• _Problem_
Scan the records below. Copy every line in which the word "with" appears.

-=-=-

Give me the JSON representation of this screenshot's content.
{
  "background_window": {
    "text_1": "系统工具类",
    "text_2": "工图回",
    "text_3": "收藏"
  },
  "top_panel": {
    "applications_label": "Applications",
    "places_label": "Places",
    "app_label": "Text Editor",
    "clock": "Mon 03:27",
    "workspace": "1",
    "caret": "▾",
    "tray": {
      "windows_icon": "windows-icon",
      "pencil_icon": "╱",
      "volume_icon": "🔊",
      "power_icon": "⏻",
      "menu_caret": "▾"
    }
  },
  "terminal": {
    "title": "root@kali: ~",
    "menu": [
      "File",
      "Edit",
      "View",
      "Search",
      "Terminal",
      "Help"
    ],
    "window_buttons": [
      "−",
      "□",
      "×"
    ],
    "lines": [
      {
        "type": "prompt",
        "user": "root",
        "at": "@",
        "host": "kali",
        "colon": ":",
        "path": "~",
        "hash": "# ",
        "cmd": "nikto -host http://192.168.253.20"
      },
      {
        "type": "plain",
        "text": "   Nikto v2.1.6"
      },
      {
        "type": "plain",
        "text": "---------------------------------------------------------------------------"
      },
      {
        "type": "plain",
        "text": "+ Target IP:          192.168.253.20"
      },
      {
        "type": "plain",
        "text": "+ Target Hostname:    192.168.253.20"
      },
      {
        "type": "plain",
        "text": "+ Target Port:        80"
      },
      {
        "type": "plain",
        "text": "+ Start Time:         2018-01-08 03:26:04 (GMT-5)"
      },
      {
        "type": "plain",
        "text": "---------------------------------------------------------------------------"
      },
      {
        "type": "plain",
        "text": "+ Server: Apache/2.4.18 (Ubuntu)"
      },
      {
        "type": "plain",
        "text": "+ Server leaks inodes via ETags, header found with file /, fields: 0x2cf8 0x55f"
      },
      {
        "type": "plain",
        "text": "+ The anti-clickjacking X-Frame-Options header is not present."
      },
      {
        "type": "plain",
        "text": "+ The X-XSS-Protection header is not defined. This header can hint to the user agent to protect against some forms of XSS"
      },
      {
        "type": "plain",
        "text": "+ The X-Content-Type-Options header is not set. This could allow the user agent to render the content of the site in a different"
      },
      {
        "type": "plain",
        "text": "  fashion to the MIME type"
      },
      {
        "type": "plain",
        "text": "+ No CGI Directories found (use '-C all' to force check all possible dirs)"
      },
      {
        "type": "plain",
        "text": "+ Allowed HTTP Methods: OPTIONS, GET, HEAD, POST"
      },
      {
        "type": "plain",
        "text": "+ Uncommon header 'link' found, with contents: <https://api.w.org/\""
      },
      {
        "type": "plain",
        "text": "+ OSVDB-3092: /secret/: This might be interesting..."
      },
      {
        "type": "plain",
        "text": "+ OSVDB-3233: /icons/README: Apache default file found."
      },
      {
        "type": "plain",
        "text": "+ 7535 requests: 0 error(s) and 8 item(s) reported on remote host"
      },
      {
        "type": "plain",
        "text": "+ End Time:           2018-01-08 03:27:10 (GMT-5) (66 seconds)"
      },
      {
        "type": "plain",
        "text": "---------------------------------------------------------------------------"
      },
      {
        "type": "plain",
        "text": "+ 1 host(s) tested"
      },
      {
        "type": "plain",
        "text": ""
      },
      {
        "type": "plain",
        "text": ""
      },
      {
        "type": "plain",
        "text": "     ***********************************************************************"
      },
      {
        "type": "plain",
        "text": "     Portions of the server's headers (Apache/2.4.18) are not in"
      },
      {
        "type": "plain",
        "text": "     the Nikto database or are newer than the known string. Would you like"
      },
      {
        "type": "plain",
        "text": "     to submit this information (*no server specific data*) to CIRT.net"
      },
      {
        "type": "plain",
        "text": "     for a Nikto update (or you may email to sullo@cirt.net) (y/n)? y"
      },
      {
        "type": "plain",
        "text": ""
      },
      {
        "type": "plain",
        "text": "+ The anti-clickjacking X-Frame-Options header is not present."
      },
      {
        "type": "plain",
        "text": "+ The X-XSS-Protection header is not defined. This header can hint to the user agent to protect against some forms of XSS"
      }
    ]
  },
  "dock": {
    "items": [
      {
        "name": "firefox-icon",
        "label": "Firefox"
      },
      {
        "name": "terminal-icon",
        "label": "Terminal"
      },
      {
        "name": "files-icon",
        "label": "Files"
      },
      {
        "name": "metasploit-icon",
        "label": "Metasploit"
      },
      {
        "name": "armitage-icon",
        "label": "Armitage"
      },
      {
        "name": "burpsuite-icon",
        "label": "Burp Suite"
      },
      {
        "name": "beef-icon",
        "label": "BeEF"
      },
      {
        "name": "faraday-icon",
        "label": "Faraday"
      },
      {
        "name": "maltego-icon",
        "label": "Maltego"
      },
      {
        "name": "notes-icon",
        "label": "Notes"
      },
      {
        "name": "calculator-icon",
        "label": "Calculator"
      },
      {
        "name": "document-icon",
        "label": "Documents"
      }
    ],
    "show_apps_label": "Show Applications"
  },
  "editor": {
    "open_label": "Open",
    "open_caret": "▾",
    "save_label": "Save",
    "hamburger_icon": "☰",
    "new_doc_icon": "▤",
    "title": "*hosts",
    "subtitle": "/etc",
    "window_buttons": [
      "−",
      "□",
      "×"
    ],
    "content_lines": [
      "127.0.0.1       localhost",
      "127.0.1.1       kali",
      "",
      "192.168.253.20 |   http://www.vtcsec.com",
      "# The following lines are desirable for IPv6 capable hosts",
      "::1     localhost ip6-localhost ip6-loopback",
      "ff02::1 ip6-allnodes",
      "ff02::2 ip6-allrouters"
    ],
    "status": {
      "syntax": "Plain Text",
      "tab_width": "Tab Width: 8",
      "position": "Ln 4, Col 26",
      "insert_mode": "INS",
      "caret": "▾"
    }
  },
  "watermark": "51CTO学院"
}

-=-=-

• _Answer area_
        "text": "+ Server leaks inodes via ETags, header found with file /, fields: 0x2cf8 0x55f"
        "text": "+ Uncommon header 'link' found, with contents: <https://api.w.org/\""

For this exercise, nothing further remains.